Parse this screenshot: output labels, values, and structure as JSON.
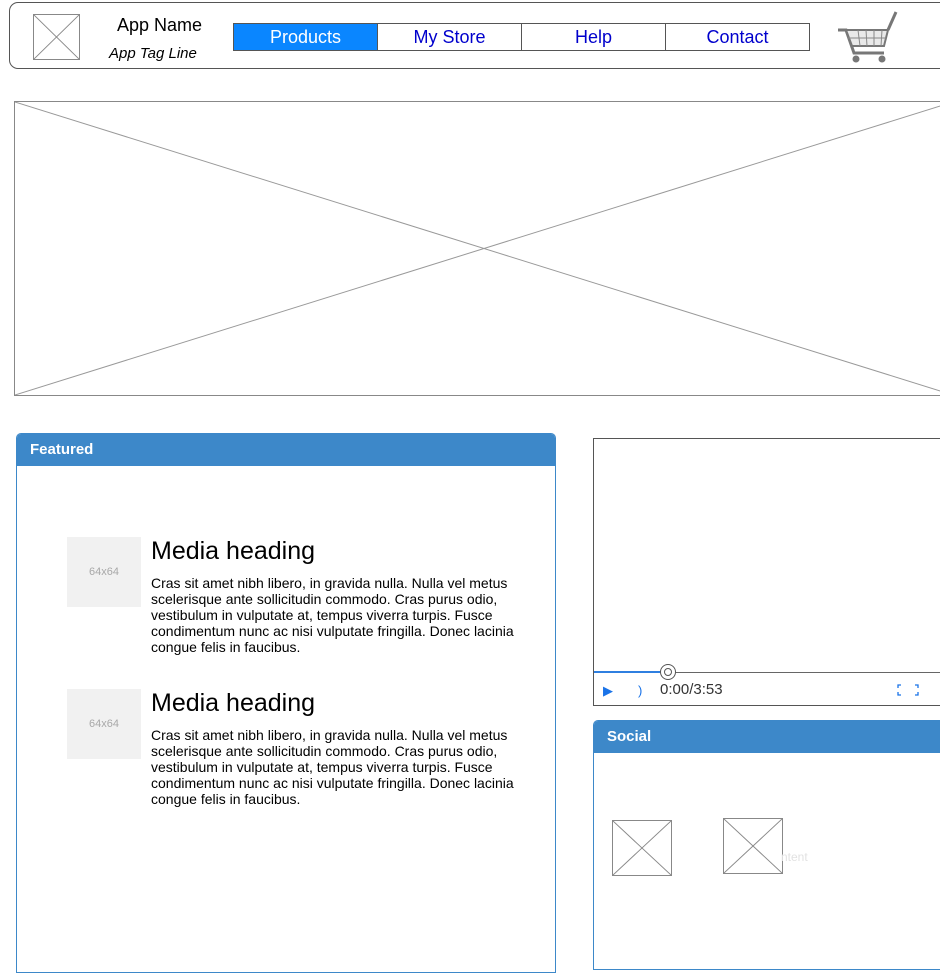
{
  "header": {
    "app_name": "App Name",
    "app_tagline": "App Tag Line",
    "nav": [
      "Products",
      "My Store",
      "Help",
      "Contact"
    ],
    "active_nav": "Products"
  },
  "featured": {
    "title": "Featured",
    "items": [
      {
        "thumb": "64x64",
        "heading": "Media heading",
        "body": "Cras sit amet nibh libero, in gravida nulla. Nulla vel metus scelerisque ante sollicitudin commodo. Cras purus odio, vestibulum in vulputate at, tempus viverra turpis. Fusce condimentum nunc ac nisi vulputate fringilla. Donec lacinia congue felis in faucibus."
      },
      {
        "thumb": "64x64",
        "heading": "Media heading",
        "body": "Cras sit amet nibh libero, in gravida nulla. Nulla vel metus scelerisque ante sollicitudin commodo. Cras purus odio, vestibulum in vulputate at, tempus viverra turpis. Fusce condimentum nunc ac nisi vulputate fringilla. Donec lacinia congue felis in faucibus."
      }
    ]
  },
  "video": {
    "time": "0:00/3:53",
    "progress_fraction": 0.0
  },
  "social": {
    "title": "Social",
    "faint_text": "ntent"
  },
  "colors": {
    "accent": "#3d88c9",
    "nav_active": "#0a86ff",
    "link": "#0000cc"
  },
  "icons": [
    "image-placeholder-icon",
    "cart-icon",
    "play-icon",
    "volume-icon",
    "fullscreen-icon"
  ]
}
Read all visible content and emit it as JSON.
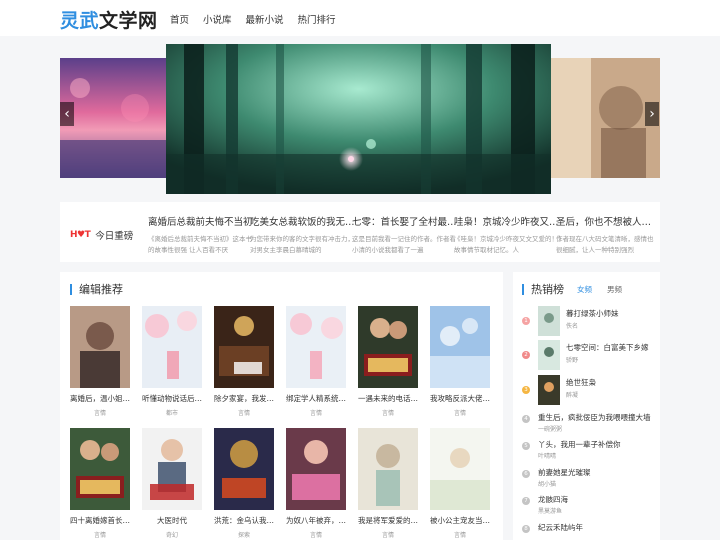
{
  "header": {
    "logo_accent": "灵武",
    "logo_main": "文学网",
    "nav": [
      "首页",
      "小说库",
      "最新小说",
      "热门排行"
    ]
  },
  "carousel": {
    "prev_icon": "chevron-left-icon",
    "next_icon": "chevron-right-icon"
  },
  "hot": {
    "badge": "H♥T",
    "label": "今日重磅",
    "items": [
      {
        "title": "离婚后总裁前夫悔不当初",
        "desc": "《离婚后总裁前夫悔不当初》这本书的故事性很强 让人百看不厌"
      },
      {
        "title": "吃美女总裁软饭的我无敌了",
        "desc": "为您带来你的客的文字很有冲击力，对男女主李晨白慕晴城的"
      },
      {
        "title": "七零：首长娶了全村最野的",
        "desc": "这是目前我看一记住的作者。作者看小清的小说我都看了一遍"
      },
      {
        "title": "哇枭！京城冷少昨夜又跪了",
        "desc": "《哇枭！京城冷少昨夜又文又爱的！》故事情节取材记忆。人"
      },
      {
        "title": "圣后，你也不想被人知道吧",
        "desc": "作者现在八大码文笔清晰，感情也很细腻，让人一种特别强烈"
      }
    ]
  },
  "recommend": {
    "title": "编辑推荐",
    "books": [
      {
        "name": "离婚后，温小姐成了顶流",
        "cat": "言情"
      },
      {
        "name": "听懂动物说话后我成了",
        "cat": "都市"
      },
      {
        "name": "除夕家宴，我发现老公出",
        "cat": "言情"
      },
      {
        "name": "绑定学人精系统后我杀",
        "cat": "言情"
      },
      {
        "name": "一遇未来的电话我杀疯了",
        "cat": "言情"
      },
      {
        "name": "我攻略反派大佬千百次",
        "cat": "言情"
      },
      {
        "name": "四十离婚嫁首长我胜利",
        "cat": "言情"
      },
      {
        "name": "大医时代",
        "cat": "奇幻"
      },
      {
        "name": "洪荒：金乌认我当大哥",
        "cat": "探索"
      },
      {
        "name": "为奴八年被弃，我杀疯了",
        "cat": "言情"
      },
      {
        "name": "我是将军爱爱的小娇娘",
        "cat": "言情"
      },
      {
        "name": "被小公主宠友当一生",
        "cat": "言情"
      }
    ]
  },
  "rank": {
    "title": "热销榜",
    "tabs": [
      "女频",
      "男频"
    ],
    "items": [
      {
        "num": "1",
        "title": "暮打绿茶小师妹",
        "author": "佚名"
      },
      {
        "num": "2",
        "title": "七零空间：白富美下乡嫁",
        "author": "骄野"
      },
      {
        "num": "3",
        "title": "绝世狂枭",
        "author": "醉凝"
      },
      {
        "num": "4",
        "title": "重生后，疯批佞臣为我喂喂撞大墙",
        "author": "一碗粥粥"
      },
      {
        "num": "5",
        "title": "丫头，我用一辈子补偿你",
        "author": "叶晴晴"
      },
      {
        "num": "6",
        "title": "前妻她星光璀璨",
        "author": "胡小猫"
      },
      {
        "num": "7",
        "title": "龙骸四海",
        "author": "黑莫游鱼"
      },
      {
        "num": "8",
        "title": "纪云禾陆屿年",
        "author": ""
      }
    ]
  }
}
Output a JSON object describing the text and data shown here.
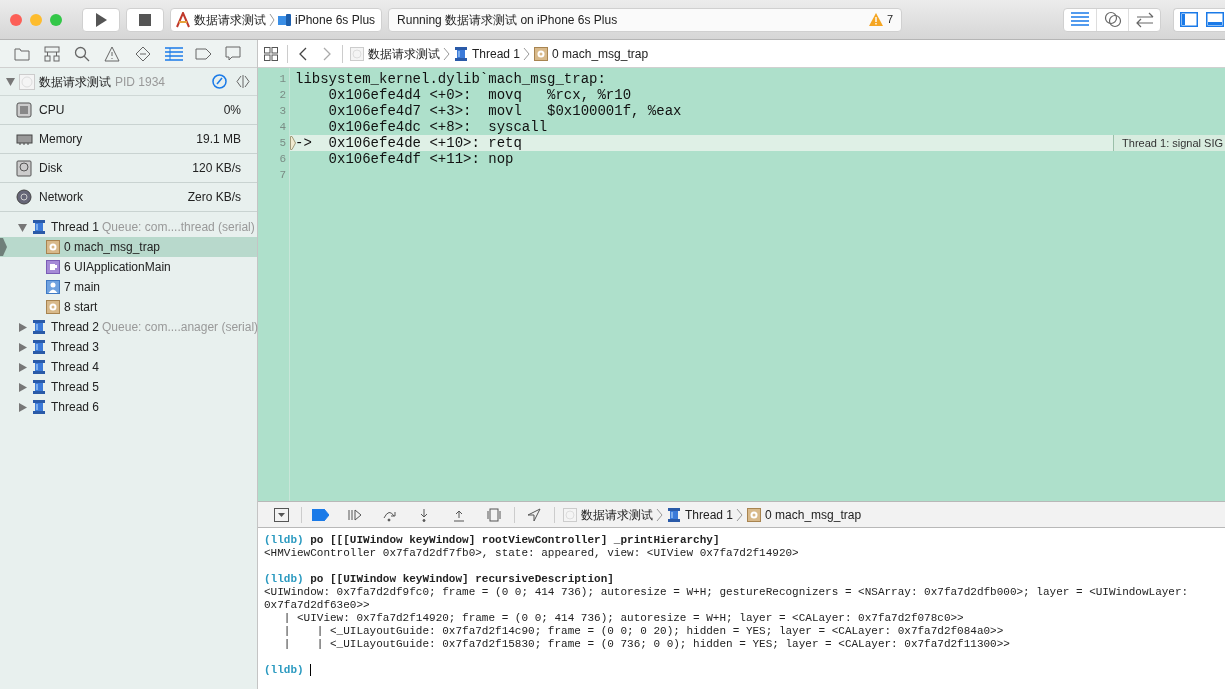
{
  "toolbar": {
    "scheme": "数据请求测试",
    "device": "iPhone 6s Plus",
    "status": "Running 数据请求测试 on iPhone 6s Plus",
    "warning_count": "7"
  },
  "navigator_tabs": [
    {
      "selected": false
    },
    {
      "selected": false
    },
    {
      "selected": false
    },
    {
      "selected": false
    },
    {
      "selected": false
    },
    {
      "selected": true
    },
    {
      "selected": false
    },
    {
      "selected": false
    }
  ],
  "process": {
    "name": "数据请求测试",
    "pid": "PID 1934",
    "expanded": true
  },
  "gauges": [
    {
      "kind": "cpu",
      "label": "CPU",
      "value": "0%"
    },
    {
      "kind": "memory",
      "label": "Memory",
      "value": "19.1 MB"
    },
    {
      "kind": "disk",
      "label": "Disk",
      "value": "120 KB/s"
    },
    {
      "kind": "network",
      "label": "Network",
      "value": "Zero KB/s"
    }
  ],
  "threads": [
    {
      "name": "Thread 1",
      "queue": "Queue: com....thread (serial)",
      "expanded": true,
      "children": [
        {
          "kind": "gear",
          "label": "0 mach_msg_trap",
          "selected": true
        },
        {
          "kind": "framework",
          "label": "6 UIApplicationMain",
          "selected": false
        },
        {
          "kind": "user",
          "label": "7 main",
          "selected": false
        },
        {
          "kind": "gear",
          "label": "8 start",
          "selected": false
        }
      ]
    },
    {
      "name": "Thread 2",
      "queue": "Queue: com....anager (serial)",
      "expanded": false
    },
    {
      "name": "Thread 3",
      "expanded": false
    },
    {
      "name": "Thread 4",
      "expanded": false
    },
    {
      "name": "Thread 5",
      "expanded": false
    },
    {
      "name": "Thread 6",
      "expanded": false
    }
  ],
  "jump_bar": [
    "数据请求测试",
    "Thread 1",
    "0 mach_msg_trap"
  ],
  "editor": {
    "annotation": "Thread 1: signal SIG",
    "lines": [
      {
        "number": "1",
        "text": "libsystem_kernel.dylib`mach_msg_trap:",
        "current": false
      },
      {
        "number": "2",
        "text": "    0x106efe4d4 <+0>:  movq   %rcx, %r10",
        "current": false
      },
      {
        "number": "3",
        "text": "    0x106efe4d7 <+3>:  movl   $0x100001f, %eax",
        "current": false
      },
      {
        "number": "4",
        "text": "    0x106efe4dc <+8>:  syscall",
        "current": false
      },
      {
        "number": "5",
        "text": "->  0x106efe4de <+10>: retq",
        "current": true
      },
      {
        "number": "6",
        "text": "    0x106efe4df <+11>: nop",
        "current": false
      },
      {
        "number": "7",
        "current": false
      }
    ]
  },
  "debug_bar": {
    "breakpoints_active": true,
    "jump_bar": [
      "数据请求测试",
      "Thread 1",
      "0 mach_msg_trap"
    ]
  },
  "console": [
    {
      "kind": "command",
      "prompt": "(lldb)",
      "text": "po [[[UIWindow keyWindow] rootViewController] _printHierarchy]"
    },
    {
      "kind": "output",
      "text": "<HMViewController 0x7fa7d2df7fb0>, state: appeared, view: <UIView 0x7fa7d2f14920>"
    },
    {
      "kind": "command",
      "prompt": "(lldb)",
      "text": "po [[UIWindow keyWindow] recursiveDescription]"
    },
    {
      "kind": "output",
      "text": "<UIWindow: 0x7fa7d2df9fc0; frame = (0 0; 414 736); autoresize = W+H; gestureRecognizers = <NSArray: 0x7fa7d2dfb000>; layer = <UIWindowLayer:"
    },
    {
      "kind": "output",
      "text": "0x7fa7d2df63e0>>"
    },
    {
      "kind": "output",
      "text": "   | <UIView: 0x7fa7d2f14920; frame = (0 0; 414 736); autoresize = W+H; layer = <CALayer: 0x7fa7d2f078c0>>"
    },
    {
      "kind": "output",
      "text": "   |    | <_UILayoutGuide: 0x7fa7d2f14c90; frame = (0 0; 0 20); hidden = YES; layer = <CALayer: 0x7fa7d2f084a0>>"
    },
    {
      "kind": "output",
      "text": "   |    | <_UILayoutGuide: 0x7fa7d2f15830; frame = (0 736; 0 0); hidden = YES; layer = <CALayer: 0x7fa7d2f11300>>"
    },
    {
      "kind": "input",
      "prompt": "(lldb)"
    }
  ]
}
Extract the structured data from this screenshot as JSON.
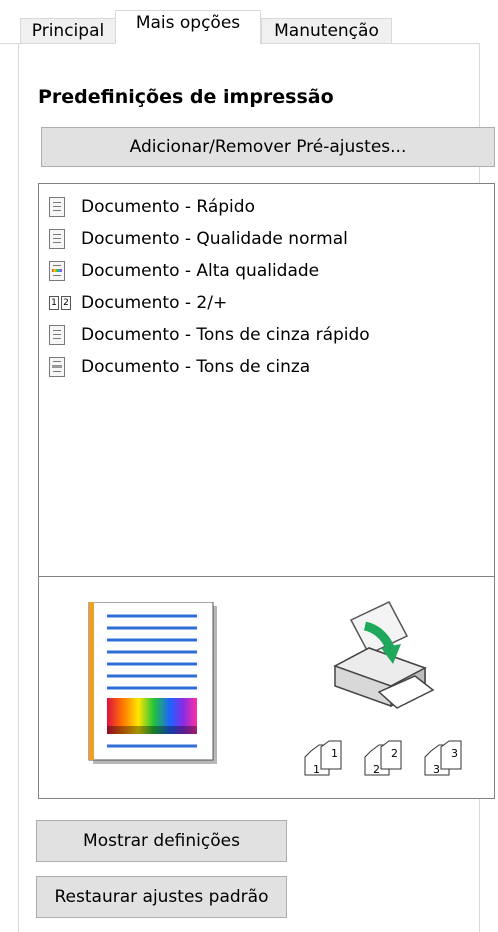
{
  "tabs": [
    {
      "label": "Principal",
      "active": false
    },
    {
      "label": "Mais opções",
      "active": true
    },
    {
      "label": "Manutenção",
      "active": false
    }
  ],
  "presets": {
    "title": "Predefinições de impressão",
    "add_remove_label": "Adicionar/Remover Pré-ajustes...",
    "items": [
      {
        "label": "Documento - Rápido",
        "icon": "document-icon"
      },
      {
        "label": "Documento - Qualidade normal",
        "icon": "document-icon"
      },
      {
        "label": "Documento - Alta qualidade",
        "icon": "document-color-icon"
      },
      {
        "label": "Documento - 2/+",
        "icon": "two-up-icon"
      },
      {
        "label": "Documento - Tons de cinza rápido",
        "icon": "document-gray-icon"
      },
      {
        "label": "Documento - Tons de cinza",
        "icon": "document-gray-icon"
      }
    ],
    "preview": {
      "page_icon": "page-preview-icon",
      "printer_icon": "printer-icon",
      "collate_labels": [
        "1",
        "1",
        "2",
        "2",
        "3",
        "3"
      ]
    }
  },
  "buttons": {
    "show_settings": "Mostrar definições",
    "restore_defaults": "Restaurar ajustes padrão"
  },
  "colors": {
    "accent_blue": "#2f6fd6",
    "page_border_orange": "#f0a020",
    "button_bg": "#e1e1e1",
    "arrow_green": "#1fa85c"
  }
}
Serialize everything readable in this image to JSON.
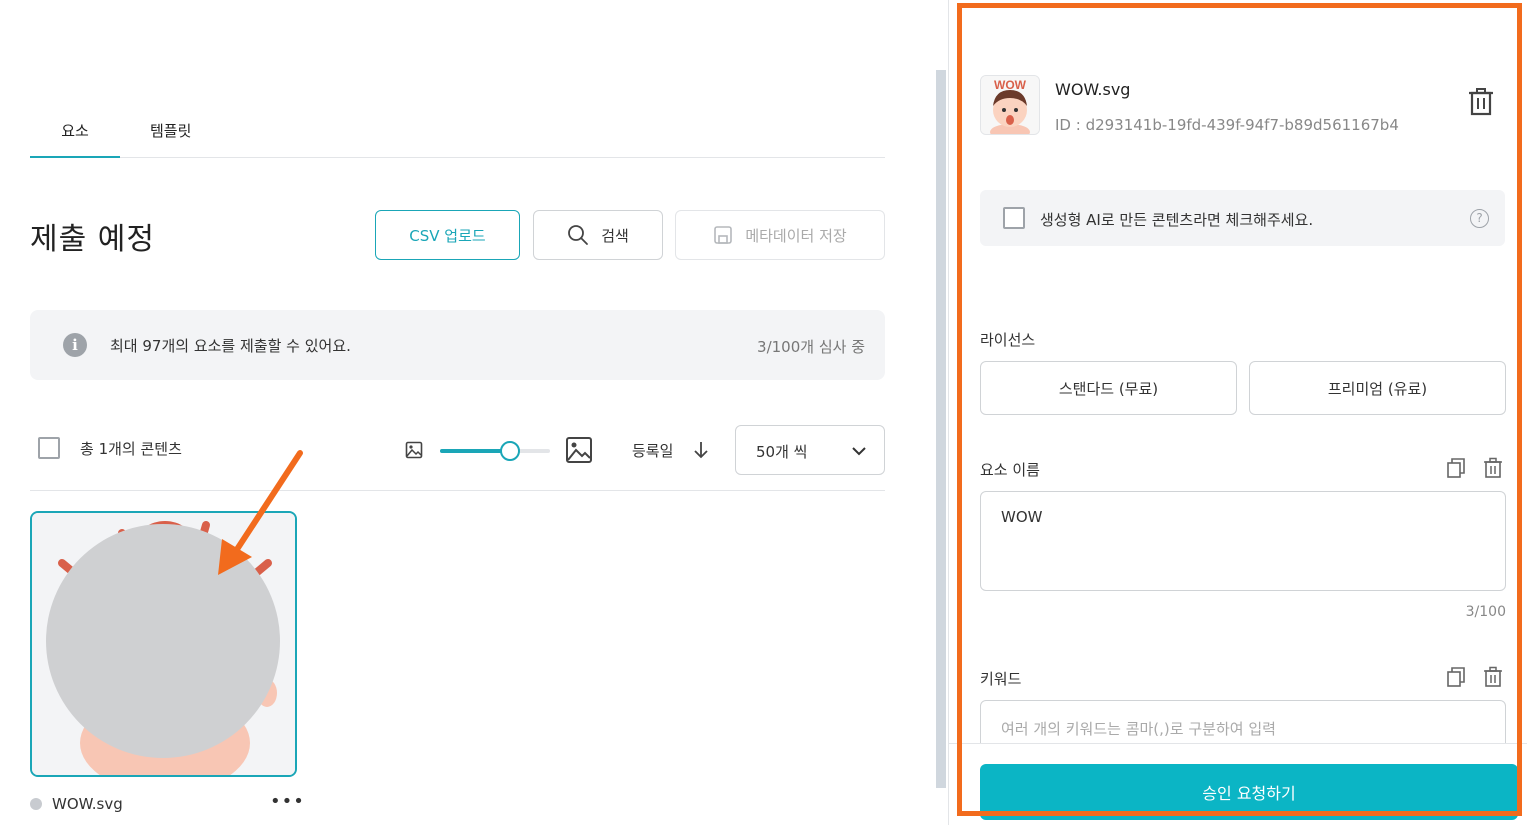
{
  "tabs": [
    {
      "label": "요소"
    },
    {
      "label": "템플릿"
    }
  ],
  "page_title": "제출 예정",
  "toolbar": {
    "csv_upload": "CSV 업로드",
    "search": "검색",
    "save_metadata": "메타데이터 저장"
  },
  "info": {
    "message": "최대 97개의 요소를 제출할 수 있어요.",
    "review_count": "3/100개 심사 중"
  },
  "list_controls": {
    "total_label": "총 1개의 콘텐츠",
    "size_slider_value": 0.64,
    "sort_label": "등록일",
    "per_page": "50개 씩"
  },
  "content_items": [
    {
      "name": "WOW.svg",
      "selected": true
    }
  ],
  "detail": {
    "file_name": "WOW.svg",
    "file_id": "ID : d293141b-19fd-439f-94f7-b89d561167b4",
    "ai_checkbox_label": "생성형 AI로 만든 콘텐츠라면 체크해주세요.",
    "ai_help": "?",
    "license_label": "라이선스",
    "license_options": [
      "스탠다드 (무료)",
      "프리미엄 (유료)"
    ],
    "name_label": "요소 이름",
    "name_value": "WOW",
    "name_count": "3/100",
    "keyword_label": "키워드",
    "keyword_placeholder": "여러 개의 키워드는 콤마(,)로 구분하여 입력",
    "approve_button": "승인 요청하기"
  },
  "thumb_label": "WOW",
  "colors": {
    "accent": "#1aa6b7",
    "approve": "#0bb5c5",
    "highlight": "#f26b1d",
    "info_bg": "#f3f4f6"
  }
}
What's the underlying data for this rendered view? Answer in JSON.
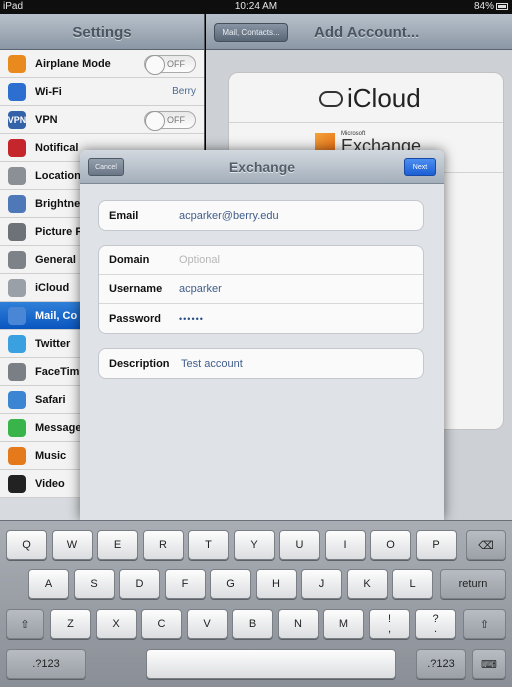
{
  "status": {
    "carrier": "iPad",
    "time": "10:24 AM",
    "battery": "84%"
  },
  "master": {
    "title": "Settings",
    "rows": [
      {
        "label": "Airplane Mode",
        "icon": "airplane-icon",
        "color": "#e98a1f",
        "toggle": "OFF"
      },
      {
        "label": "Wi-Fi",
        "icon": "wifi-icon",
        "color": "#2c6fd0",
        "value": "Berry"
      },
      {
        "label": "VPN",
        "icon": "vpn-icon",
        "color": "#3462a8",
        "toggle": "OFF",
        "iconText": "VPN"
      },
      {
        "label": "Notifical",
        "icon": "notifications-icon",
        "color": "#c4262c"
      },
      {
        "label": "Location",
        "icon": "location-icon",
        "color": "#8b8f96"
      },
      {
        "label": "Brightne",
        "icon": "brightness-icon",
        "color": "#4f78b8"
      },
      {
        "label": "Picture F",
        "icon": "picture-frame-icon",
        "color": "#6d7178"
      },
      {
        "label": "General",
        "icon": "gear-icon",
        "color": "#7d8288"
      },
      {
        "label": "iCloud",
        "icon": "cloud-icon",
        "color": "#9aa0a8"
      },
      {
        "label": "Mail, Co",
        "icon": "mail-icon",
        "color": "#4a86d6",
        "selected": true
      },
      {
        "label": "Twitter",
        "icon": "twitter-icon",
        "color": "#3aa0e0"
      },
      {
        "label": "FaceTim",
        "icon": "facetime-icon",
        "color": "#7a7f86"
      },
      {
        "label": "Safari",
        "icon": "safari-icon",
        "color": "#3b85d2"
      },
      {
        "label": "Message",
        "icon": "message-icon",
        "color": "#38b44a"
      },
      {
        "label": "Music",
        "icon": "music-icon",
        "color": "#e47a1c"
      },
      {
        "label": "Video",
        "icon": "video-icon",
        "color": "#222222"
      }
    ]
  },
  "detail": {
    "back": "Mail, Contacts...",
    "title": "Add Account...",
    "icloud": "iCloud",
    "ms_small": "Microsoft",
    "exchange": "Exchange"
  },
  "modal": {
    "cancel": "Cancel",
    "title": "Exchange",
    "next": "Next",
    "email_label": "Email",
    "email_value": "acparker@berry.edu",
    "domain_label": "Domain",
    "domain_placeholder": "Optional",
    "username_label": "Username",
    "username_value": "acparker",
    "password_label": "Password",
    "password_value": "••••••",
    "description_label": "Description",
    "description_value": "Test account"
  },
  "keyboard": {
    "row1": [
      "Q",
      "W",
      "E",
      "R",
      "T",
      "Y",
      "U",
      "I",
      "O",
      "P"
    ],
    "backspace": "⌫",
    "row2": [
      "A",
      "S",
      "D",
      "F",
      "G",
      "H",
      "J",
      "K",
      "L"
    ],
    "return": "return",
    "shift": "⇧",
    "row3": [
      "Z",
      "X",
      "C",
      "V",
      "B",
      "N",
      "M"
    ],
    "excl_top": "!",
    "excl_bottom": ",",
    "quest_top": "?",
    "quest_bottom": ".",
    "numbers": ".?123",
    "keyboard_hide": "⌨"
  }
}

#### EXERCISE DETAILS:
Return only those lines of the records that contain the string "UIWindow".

#### ANSWER SPACE:
      "text": "po [[[UIWindow keyWindow] rootViewController] _printHierarchy]"
      "text": "po [[UIWindow keyWindow] recursiveDescription]"
      "text": "<UIWindow: 0x7fa7d2df9fc0; frame = (0 0; 414 736); autoresize = W+H; gestureRecognizers = <NSArray: 0x7fa7d2dfb000>; layer = <UIWindowLayer:"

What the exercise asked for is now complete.